Copy all lines below containing "offset".

---+---

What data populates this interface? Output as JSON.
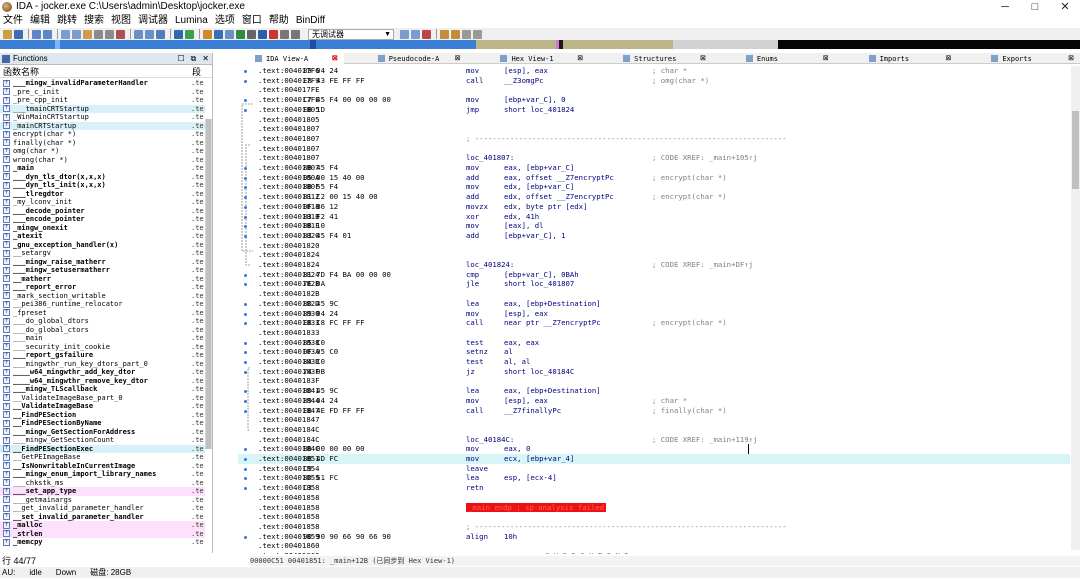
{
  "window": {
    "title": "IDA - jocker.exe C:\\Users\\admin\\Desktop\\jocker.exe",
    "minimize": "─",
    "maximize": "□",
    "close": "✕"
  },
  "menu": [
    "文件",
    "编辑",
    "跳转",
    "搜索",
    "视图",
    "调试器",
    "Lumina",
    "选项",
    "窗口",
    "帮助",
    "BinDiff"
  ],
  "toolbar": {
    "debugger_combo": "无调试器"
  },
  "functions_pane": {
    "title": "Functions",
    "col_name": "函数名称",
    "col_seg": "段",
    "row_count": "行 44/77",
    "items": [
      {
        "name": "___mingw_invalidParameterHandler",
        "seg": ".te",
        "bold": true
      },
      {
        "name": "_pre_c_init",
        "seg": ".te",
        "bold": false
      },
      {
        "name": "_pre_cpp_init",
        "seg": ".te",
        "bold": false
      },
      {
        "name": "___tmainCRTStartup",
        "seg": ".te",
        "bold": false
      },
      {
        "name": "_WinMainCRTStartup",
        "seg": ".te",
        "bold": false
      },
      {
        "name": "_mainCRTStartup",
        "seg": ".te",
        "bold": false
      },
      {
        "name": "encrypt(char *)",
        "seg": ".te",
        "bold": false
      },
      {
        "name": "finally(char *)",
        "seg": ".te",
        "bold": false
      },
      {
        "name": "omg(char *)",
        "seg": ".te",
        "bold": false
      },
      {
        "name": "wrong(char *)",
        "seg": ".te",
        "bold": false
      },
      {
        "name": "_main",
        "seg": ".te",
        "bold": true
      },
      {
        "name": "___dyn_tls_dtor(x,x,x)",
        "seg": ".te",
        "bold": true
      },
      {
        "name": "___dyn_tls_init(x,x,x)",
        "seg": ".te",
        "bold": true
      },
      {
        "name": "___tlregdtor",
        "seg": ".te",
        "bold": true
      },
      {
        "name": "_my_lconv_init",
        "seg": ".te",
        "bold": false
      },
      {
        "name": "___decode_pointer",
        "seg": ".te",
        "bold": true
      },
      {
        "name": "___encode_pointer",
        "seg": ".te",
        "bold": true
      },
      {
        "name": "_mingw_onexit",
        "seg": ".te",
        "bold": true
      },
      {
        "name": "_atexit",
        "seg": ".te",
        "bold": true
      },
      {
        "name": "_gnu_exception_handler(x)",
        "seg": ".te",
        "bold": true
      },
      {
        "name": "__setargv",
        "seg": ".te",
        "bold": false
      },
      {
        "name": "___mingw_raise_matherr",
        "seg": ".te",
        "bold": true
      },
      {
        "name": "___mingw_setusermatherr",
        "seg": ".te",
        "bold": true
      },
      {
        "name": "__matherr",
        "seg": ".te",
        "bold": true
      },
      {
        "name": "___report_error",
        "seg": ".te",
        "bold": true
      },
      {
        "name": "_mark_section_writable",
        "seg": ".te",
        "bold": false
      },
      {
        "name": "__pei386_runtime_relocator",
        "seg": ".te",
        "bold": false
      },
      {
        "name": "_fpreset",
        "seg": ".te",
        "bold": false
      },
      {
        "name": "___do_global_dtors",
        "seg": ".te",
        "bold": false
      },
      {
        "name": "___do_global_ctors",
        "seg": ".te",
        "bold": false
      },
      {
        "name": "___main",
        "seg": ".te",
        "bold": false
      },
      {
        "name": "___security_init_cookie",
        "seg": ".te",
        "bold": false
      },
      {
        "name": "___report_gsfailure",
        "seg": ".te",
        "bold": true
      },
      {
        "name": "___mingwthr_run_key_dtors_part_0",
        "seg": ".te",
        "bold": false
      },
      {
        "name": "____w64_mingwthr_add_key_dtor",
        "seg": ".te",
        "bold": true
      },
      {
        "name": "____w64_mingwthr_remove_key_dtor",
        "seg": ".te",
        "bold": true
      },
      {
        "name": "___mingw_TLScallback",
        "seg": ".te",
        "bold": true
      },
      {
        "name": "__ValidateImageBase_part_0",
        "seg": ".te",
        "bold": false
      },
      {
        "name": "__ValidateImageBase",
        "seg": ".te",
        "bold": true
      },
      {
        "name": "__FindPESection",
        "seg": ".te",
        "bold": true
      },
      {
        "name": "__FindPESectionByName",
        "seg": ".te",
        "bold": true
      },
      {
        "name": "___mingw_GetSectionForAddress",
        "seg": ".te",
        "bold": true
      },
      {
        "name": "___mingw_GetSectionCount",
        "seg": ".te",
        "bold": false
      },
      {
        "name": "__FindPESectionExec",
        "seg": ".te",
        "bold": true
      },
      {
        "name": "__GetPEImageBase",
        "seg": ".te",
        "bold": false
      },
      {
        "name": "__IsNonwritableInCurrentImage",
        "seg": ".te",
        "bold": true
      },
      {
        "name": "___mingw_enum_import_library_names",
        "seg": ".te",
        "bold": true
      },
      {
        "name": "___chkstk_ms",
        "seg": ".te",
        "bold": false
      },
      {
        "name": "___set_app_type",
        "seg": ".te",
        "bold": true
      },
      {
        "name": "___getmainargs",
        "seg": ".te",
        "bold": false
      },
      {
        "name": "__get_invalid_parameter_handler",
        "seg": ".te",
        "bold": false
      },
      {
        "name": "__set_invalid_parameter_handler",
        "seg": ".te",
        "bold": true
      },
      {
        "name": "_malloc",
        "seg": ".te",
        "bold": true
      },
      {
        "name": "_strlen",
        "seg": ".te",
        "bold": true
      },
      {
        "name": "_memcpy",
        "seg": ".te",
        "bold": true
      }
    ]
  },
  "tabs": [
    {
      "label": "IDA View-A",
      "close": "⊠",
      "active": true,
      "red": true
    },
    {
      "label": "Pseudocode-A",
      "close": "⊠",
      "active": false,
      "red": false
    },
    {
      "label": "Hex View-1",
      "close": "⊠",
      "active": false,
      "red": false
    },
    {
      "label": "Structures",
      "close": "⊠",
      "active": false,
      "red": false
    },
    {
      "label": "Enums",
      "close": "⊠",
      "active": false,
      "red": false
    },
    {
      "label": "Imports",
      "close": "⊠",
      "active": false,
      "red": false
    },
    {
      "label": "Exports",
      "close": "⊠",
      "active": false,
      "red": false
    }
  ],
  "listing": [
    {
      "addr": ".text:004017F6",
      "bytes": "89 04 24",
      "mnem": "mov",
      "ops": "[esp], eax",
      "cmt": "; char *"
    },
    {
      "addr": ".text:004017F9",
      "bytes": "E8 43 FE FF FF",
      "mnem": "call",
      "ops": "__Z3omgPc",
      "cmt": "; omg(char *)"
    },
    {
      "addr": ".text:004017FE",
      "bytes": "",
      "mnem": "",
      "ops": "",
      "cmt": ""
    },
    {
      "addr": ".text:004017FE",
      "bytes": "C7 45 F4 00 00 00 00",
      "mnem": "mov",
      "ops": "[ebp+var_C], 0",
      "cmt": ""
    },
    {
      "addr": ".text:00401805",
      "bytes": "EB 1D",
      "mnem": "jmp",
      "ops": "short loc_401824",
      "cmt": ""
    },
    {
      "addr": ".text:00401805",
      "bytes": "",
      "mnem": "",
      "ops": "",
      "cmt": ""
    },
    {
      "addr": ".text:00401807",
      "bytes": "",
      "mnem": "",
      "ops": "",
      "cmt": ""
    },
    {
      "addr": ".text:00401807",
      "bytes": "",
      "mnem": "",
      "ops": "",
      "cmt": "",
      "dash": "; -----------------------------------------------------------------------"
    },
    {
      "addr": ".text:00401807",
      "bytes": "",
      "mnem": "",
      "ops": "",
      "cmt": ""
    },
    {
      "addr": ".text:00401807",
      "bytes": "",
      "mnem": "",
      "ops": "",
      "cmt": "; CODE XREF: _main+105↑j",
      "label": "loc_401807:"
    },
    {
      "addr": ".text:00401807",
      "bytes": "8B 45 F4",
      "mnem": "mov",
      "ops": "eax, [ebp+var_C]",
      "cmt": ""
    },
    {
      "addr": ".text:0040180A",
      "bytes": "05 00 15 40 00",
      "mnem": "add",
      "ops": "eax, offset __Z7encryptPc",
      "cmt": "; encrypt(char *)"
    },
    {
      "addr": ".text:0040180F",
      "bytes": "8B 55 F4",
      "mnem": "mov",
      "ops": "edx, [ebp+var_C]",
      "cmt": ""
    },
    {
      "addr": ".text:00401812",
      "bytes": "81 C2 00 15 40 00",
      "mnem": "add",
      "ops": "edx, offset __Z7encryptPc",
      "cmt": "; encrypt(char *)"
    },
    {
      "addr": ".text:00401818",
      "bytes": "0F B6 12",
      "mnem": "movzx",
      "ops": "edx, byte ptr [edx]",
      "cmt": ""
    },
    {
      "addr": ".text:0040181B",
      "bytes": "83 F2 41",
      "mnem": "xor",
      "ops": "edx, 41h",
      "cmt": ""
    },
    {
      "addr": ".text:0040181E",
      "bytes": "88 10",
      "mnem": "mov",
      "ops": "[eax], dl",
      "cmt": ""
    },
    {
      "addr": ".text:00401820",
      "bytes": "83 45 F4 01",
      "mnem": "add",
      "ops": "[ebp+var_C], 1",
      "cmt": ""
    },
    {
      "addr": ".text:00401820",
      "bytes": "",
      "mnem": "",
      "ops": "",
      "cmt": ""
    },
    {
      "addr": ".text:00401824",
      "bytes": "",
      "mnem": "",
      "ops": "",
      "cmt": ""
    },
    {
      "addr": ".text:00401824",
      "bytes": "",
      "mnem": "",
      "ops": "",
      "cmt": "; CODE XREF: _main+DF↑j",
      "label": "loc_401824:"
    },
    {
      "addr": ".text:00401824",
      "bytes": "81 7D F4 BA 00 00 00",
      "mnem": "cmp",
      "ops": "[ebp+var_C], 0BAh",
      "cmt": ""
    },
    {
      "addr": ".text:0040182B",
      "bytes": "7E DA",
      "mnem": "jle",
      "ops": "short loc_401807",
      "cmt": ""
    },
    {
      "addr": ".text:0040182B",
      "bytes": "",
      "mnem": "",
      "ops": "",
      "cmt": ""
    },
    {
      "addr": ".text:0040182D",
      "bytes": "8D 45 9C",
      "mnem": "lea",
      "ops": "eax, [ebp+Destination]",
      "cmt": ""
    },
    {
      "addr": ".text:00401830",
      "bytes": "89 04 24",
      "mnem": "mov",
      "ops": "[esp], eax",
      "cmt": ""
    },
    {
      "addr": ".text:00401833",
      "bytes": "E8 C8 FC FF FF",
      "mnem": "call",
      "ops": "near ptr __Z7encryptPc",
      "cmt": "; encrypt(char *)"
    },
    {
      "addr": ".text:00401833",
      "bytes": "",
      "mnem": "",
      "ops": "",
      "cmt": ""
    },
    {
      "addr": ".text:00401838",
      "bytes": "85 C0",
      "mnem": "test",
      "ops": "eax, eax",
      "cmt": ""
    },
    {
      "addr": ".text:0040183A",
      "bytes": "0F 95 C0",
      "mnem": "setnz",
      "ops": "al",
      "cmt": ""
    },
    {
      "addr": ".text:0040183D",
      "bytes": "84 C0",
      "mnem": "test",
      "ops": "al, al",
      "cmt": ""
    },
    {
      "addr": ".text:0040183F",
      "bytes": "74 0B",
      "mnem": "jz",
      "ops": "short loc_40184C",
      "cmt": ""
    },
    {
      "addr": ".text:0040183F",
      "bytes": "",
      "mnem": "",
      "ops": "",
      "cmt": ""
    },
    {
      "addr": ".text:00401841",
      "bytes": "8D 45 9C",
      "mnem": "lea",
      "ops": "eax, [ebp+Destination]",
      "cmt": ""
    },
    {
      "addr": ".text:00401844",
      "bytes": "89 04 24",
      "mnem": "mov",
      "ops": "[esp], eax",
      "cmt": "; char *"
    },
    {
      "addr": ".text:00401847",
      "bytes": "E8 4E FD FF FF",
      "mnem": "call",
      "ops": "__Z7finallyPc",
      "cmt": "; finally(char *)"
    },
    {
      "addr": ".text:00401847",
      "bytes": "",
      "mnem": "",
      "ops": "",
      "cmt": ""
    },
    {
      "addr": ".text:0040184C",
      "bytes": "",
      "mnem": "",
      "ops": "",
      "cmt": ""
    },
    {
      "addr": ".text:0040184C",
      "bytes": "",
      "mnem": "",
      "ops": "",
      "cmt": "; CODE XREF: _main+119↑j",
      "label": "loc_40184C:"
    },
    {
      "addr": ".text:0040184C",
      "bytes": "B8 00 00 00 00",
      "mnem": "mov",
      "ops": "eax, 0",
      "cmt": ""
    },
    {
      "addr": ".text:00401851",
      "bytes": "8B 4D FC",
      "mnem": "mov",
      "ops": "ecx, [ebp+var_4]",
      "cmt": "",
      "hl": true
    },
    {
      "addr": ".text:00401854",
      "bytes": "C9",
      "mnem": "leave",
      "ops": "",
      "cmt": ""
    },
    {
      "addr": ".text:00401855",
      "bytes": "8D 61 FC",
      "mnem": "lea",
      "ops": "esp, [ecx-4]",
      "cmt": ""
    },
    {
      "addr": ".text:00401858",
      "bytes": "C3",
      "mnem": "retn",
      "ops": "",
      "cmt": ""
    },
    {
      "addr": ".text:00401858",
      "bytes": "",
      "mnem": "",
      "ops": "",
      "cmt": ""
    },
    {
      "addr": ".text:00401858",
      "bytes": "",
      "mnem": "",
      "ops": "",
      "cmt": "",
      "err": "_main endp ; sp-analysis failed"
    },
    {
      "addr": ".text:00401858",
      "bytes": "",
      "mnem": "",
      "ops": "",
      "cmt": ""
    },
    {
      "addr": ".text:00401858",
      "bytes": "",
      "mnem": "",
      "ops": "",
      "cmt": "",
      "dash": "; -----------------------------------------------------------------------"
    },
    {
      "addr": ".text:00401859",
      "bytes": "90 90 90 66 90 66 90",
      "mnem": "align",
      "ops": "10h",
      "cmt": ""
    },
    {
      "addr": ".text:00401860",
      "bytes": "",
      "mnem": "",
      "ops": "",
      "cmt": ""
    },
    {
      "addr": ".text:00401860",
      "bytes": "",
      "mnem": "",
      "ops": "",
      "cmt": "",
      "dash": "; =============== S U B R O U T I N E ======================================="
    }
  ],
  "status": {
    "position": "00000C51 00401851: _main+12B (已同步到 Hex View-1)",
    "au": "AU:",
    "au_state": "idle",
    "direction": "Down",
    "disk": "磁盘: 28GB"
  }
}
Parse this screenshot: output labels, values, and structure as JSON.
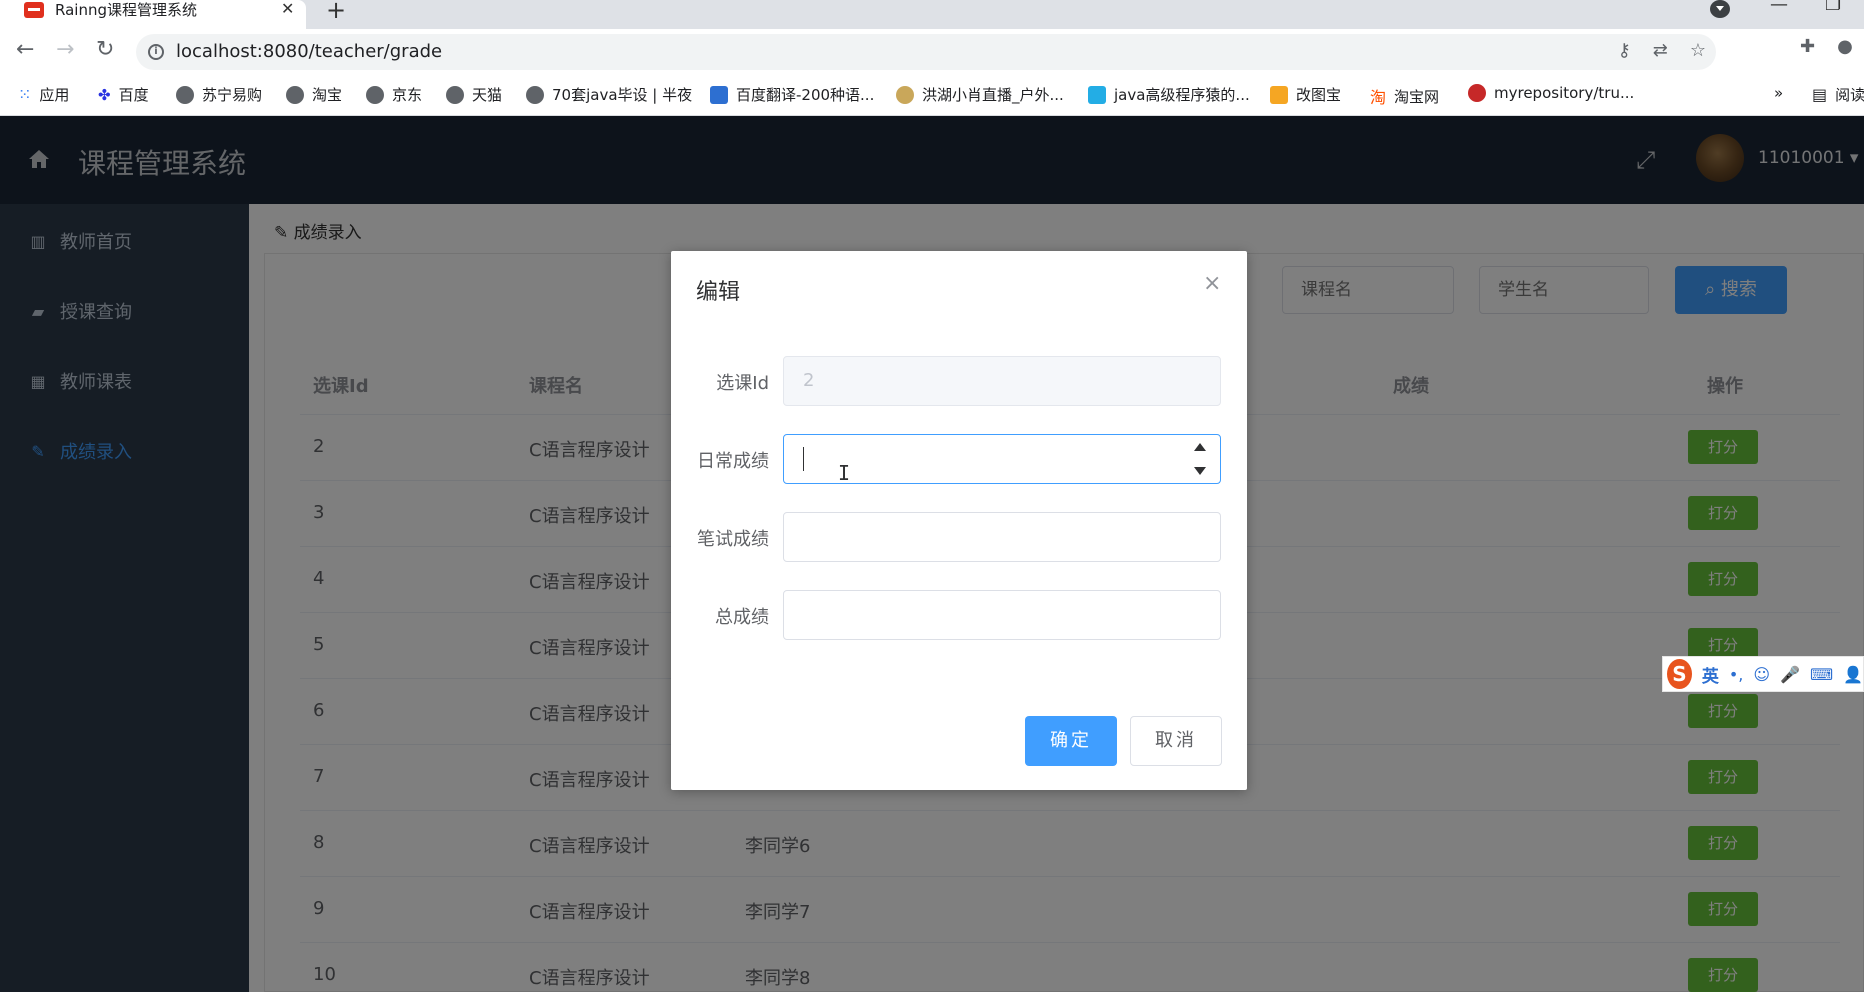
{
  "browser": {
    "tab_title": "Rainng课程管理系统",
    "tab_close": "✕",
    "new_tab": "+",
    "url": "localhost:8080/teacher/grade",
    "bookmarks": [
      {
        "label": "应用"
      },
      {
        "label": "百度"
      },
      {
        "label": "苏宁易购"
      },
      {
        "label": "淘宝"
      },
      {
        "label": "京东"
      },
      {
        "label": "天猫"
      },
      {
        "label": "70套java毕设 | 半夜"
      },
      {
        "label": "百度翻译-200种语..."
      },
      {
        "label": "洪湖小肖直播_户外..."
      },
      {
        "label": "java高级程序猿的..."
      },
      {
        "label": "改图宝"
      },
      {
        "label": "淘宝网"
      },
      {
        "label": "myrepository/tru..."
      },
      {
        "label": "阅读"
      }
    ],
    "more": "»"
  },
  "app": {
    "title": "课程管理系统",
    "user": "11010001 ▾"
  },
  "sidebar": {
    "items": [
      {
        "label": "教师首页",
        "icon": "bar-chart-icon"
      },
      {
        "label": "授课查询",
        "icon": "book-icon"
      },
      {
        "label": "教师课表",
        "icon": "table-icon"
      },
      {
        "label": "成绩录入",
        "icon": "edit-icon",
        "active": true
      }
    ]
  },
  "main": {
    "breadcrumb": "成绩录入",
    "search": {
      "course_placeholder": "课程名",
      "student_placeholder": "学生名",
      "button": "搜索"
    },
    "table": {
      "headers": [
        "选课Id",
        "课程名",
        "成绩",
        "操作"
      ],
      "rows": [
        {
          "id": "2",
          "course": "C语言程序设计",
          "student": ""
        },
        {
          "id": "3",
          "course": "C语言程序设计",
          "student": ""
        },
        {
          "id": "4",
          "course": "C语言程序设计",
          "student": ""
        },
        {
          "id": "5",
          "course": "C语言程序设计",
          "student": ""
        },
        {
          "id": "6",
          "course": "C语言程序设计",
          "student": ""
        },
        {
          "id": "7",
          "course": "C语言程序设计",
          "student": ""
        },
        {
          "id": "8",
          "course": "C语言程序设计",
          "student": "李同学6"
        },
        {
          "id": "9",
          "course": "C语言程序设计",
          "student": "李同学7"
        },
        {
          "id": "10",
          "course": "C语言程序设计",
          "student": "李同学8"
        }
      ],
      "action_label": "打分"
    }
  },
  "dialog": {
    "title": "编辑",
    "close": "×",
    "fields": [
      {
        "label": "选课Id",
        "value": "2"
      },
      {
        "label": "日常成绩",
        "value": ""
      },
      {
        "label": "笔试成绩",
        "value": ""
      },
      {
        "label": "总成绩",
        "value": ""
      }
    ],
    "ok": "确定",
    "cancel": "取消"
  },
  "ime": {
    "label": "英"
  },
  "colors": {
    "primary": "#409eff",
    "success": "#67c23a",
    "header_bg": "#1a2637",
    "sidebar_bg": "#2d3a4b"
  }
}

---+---

EXERCISE RESULT ->
      "ops": "eax, offset __Z7encryptPc",
      "ops": "edx, offset __Z7encryptPc",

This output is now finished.